There's no folkies like to party like those folkies Paul and Artie.
I miss that era when major Hollywood studios would drop a good mid-budget genre movie every few weeks. 90s pop cinema had so many bonkers premises and OTT production design. It would be easy for a film like In the Mouth of Madness (with its postmodern, self-aware plot) to become obnoxious and pleased-with-itself. But it never quite does. And Sam Neil is fucking brilliant in it.
Does the fact that I got the Quatermass references make me a horror nerd now?

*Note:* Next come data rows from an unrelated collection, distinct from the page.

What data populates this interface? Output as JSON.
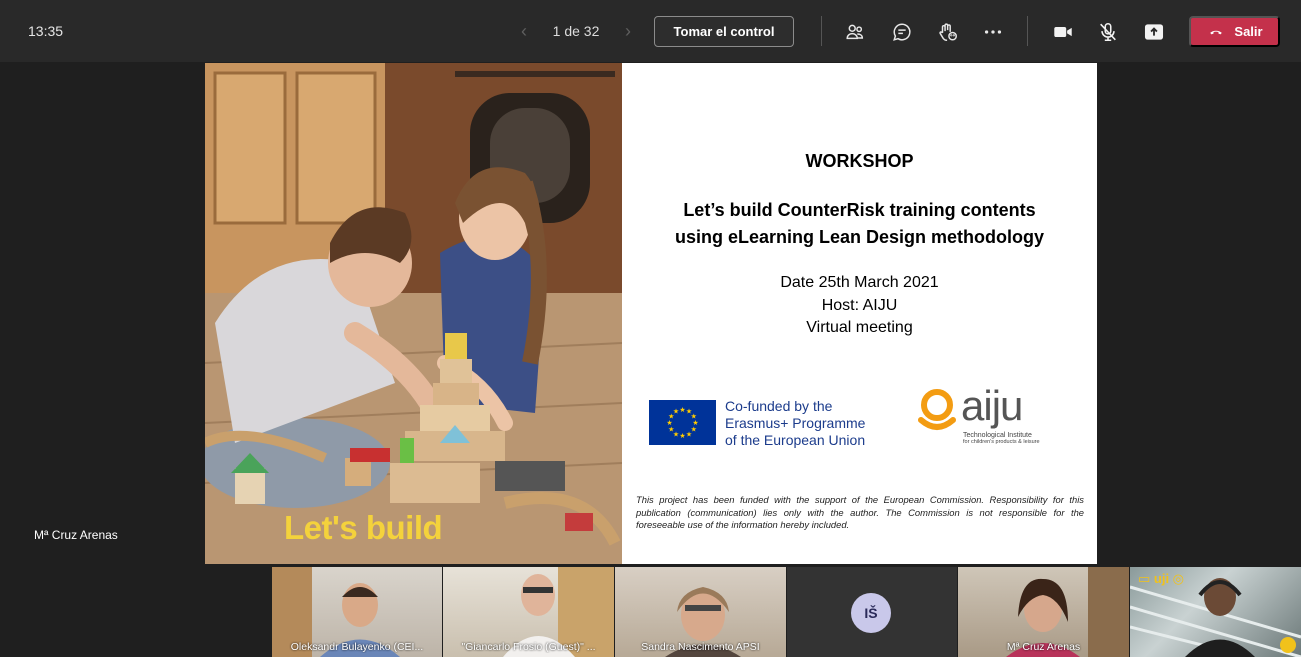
{
  "topbar": {
    "clock": "13:35",
    "page_counter": "1 de 32",
    "prev_icon": "chevron-left-icon",
    "next_icon": "chevron-right-icon",
    "take_control_label": "Tomar el control",
    "leave_label": "Salir",
    "icons": [
      "people-icon",
      "chat-icon",
      "reactions-icon",
      "more-icon",
      "camera-icon",
      "mic-off-icon",
      "share-icon",
      "phone-hangup-icon"
    ]
  },
  "slide": {
    "photo_caption": "Let's build",
    "title": "WORKSHOP",
    "subtitle_line1": "Let’s build CounterRisk training contents",
    "subtitle_line2": "using eLearning Lean Design methodology",
    "date_line": "Date 25th March 2021",
    "host_line": "Host: AIJU",
    "mode_line": "Virtual meeting",
    "eu_line1": "Co-funded by the",
    "eu_line2": "Erasmus+ Programme",
    "eu_line3": "of the European Union",
    "aiju_word": "aiju",
    "aiju_tag_line1": "Technological Institute",
    "aiju_tag_line2": "for children's products & leisure",
    "disclaimer": "This project has been funded with the support of the European Commission. Responsibility for this publication (communication) lies only with the author. The Commission is not responsible for the foreseeable use of the information hereby included."
  },
  "presenter_name": "Mª Cruz Arenas",
  "participants": [
    {
      "name": "Oleksandr Bulayenko (CEI..."
    },
    {
      "name": "\"Giancarlo Frosio (Guest)\" ..."
    },
    {
      "name": "Sandra Nascimento APSI"
    },
    {
      "name": "",
      "initials": "IŠ"
    },
    {
      "name": "Mª Cruz Arenas"
    },
    {
      "name": "",
      "logo": "uji"
    }
  ],
  "colors": {
    "leave_red": "#c4314b",
    "eu_blue": "#003399",
    "eu_star": "#ffcc00",
    "aiju_orange": "#f39c12",
    "caption_yellow": "#f4d23c"
  }
}
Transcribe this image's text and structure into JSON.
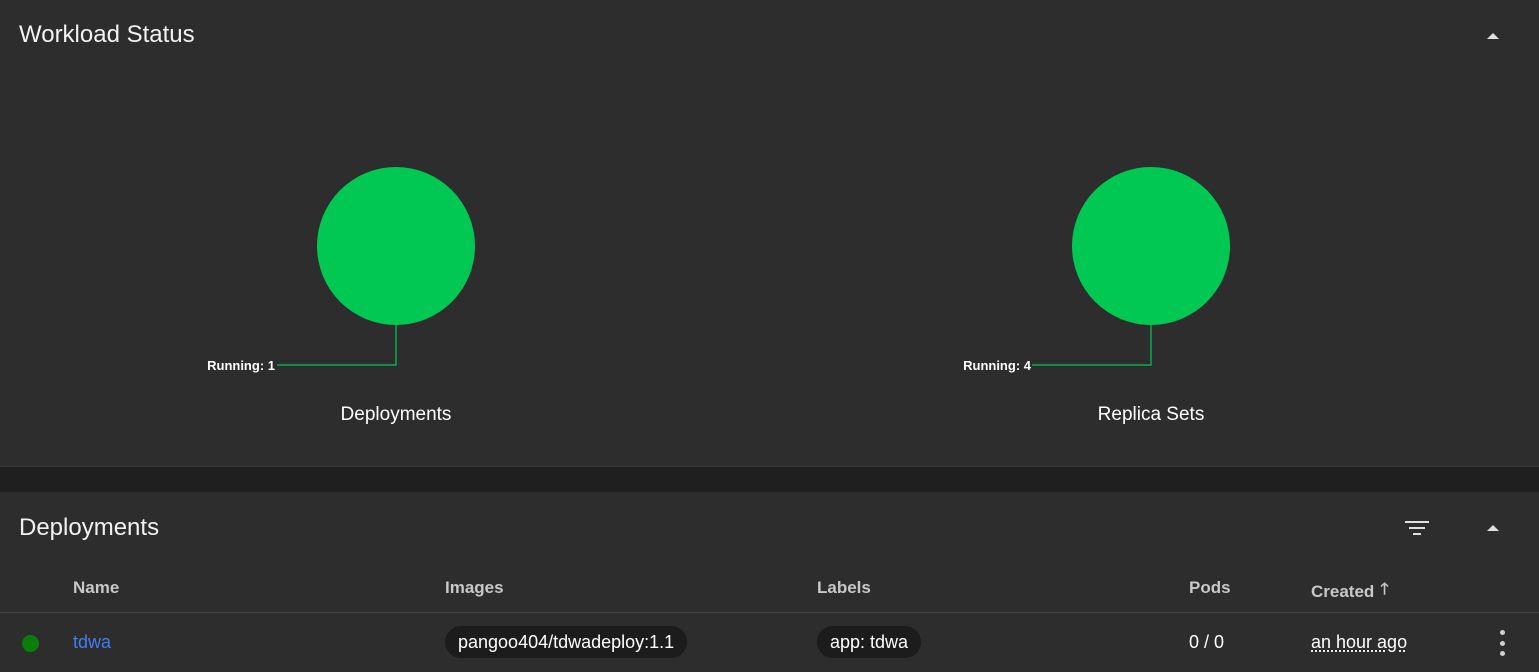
{
  "workload_status": {
    "title": "Workload Status",
    "charts": [
      {
        "caption": "Deployments",
        "legend": "Running: 1",
        "color": "#00c853"
      },
      {
        "caption": "Replica Sets",
        "legend": "Running: 4",
        "color": "#00c853"
      }
    ]
  },
  "chart_data": [
    {
      "type": "pie",
      "title": "Deployments",
      "categories": [
        "Running"
      ],
      "values": [
        1
      ],
      "colors": [
        "#00c853"
      ]
    },
    {
      "type": "pie",
      "title": "Replica Sets",
      "categories": [
        "Running"
      ],
      "values": [
        4
      ],
      "colors": [
        "#00c853"
      ]
    }
  ],
  "deployments": {
    "title": "Deployments",
    "icons": {
      "filter": "filter-list-icon",
      "collapse": "expand-less-icon",
      "sort": "arrow-upward-icon",
      "menu": "more-vert-icon"
    },
    "columns": {
      "name": "Name",
      "images": "Images",
      "labels": "Labels",
      "pods": "Pods",
      "created": "Created"
    },
    "rows": [
      {
        "status_color": "#0a7d0a",
        "name": "tdwa",
        "image": "pangoo404/tdwadeploy:1.1",
        "label": "app: tdwa",
        "pods": "0 / 0",
        "created": "an hour ago"
      }
    ]
  }
}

I wanted to like this. I really did. Delia Derbyshire is a fascinating musician, Britain’s answer to Raymond Scott, and she deserves to be mentioned alongside 20th Century weirdos like Moondog, Harry Partch or Sun Ra. Having said that, I do think she's a little bit overrated within certain circles. I once saw a Doctor Who documentary where a musicologist told the presenter that he believed Derbyshire ought to be as well-known as The Beatles, to which the presenter replied…
Directed by John Schlesinger (one year before Billy Liar, seven years before Midnight Cowboy), with a knockabout script co-written by Keith Waterhouse, and a score by Ron Grainer (one year before he wrote the Doctor Who theme tune).

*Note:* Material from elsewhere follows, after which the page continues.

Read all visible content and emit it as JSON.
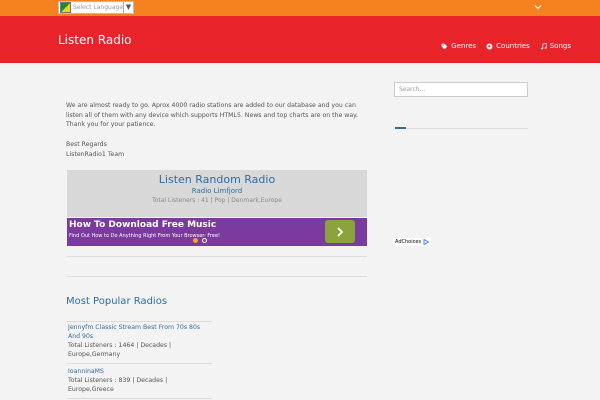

Maybe the most impressive thing about this film is how no character is entirely sympathetic or unsympathetic. You understand where each of them is coming from, and sympathise with their plight. Even the nightmare proto-Thatcherite mother-in-law (played by Thora Hird, who spent…